Floyd Mayweather Jr. and Manny Pacquiao, who have have been circling one another in negotiations for six years, will finally throw some punches in the ring tonight in Las Vegas.
It's being billed as the fight of the century, but to be sure the century is only 15 years old. Even so, the contest has undeniable historical significance for more prosaic reasons: it will have the biggest-ever purse, not to mention the highest price-tag of any pay-per-view — at $99.95 a pop.
Win or lose, Mayweather will take home 60 percent of the bout's total revenue, and Pacquiao 40 percent — which, according to some estimates, may be $180 million and $120 million respectively.
For many fans, picking a favorite for the welterweight title fight has more to do with personality than boxing prowess: It is either underdog 'Pacman' Pacquiao, the congressman from the Philippines, or the brash, undefeated American Mayweather, who has a history of domestic abuse and reportedly has blocked two female reporters who have written about the issue from covering the big fight.
As NPR's Frank Deford opined earlier this week: "Whatever you may think about boxing, this particular match has become the tackiest sports event this side of hot-dog eating. All of the pre-fight talk has been about money, money, money. Mayweather has a mouthguard worth $25,000 and it's made of hundred dollar bills. Meanwhile, Phillipine firms are paying to clutter up Pacquiao's trunks with more than $2 million worth of advertisements. It's safe to say that he's hitting it big below the belt."
Despite the hype (and, many say, over-hype), BoxingJunkie.com notes: "These are the top two pound-for-pound fighters in the world. Mayweather (47-0, with 26 KOs) is 38, lives in Las Vegas and claims he has just two fights left, which is when his six-fight, $200 million contract with Showtime runs out. Pacquiao, 36, from the Philippines, is 57-5-2 (38 KOs). He is under contract to HBO."
And, The Associated Press writes:
"Their styles have been analyzed endlessly and their minds dissected as much as possible. And it still remains anyone's guess just what kind of fight this will be.

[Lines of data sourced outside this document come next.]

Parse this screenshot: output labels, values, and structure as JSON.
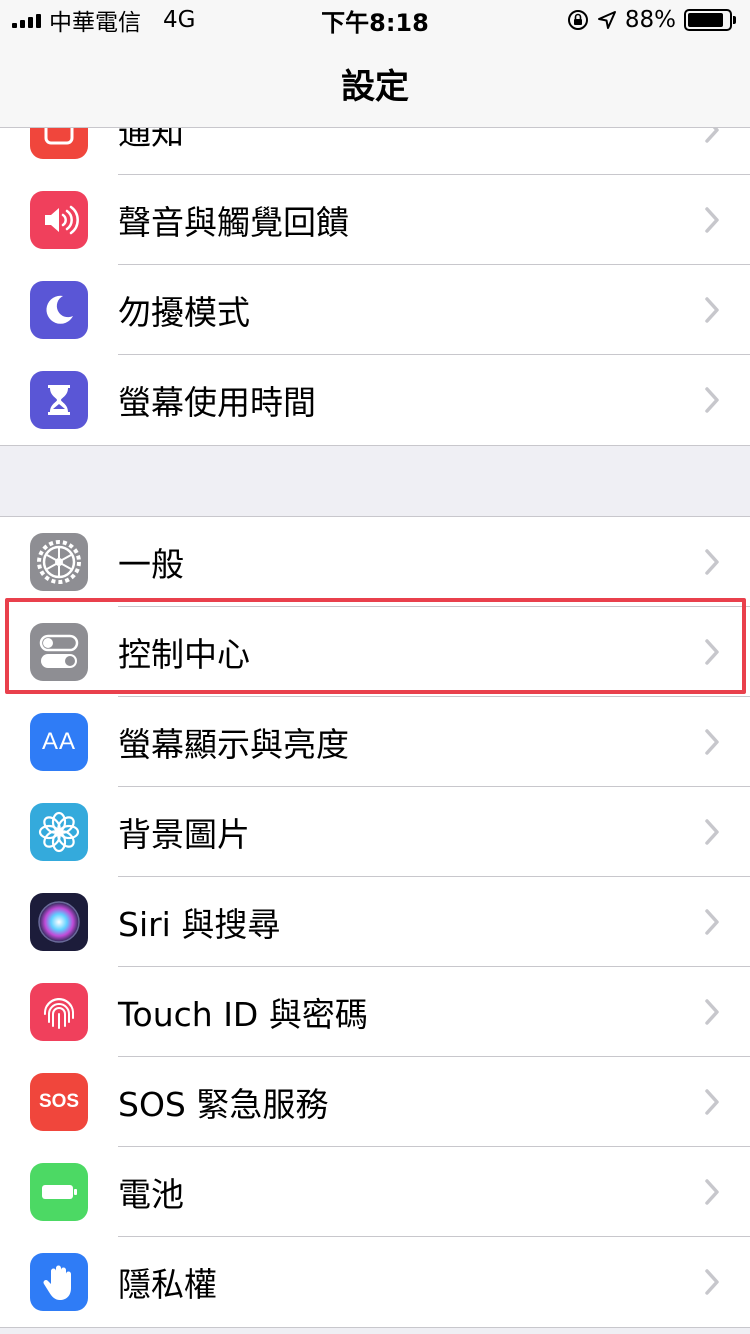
{
  "status_bar": {
    "carrier": "中華電信",
    "network": "4G",
    "time": "下午8:18",
    "battery": "88%",
    "battery_level": 0.88
  },
  "nav": {
    "title": "設定"
  },
  "group1": [
    {
      "label": "通知",
      "icon": "notifications-icon",
      "color": "#f0463c"
    },
    {
      "label": "聲音與觸覺回饋",
      "icon": "speaker-icon",
      "color": "#f0405c"
    },
    {
      "label": "勿擾模式",
      "icon": "moon-icon",
      "color": "#5a56d6"
    },
    {
      "label": "螢幕使用時間",
      "icon": "hourglass-icon",
      "color": "#5a56d6"
    }
  ],
  "group2": [
    {
      "label": "一般",
      "icon": "gear-icon",
      "color": "#8e8e93"
    },
    {
      "label": "控制中心",
      "icon": "switches-icon",
      "color": "#8e8e93"
    },
    {
      "label": "螢幕顯示與亮度",
      "icon": "text-size-icon",
      "color": "#2f7cf6",
      "glyph": "AA"
    },
    {
      "label": "背景圖片",
      "icon": "flower-icon",
      "color": "#34aadc"
    },
    {
      "label": "Siri 與搜尋",
      "icon": "siri-icon",
      "color": "#1c1c3a"
    },
    {
      "label": "Touch ID 與密碼",
      "icon": "fingerprint-icon",
      "color": "#f0405c"
    },
    {
      "label": "SOS 緊急服務",
      "icon": "sos-icon",
      "color": "#f0463c",
      "glyph": "SOS"
    },
    {
      "label": "電池",
      "icon": "battery-icon",
      "color": "#4cd964"
    },
    {
      "label": "隱私權",
      "icon": "hand-icon",
      "color": "#2f7cf6"
    }
  ],
  "colors": {
    "highlight": "#e9404c",
    "chevron": "#c7c7cc"
  }
}
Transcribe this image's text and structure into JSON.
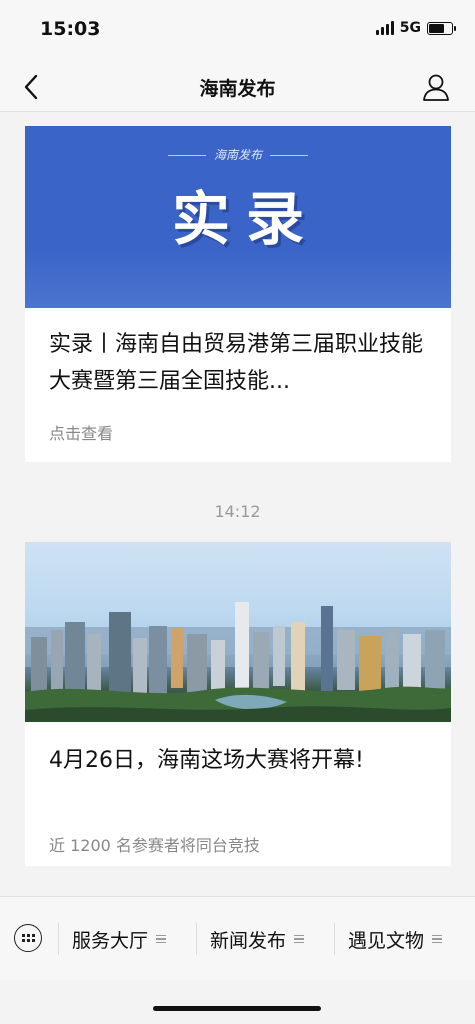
{
  "status_bar": {
    "time": "15:03",
    "network": "5G",
    "battery_level": 0.7
  },
  "nav": {
    "title": "海南发布",
    "back_icon": "chevron-left-icon",
    "profile_icon": "person-icon"
  },
  "messages": [
    {
      "banner_brand": "海南发布",
      "banner_title": "实录",
      "title": "实录丨海南自由贸易港第三届职业技能大赛暨第三届全国技能...",
      "subtitle": "点击查看"
    },
    {
      "time": "14:12",
      "title": "4月26日，海南这场大赛将开幕!",
      "subtitle": "近 1200 名参赛者将同台竞技"
    }
  ],
  "bottom_menu": {
    "keyboard_icon": "keyboard-icon",
    "items": [
      {
        "label": "服务大厅",
        "icon": "menu-lines-icon"
      },
      {
        "label": "新闻发布",
        "icon": "menu-lines-icon"
      },
      {
        "label": "遇见文物",
        "icon": "menu-lines-icon"
      }
    ]
  },
  "colors": {
    "banner_blue": "#3a64c8",
    "background": "#f3f3f3",
    "secondary_text": "#888888"
  }
}
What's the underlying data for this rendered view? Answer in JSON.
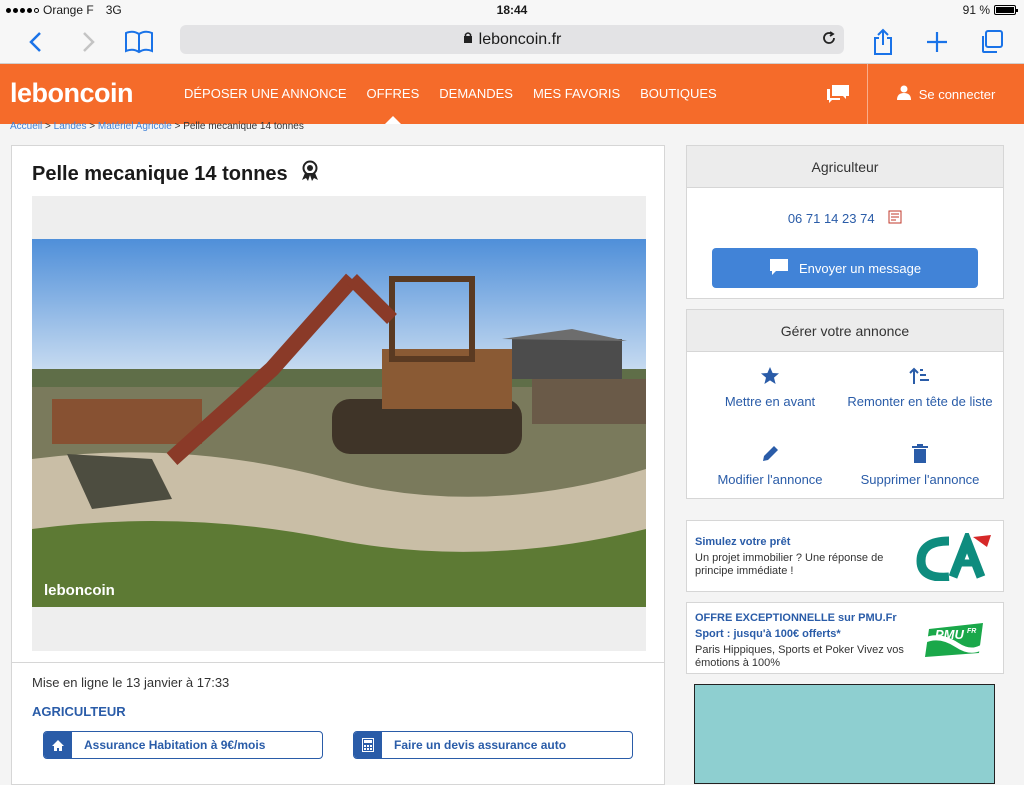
{
  "status_bar": {
    "carrier": "Orange F",
    "network": "3G",
    "time": "18:44",
    "battery": "91 %"
  },
  "browser": {
    "url": "leboncoin.fr"
  },
  "header": {
    "logo": "leboncoin",
    "nav": [
      "DÉPOSER UNE ANNONCE",
      "OFFRES",
      "DEMANDES",
      "MES FAVORIS",
      "BOUTIQUES"
    ],
    "active_nav": "OFFRES",
    "login_label": "Se connecter",
    "brand_color": "#f56b2a"
  },
  "breadcrumb": {
    "items": [
      "Accueil",
      "Landes",
      "Matériel Agricole"
    ],
    "current": "Pelle mecanique 14 tonnes",
    "sep": ">"
  },
  "ad": {
    "title": "Pelle mecanique 14 tonnes",
    "photo_watermark": "leboncoin",
    "posted": "Mise en ligne le 13 janvier à 17:33",
    "category": "AGRICULTEUR",
    "cta_home": "Assurance Habitation à 9€/mois",
    "cta_auto": "Faire un devis assurance auto"
  },
  "seller": {
    "name": "Agriculteur",
    "phone": "06 71 14 23 74",
    "send_message": "Envoyer un message",
    "button_color": "#4183d7"
  },
  "manage": {
    "title": "Gérer votre annonce",
    "feature": "Mettre en avant",
    "bump": "Remonter en tête de liste",
    "edit": "Modifier l'annonce",
    "delete": "Supprimer l'annonce"
  },
  "promos": [
    {
      "title": "Simulez votre prêt",
      "text": "Un projet immobilier ? Une réponse de principe immédiate !",
      "logo": "credit-agricole-logo"
    },
    {
      "title": "OFFRE EXCEPTIONNELLE sur PMU.Fr Sport : jusqu'à 100€ offerts*",
      "text": "Paris Hippiques, Sports et Poker Vivez vos émotions à 100%",
      "logo": "pmu-logo"
    }
  ]
}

"[There are 3-1 odds] that the fight will go at least until late in the 12th round. The argument can be made that Mayweather hasn't legitimately knocked out an opponent since he stopped Ricky Hatton in 2007, and feels no pressure to do so with Pacquiao despite a payday that will likely be at least $180 million."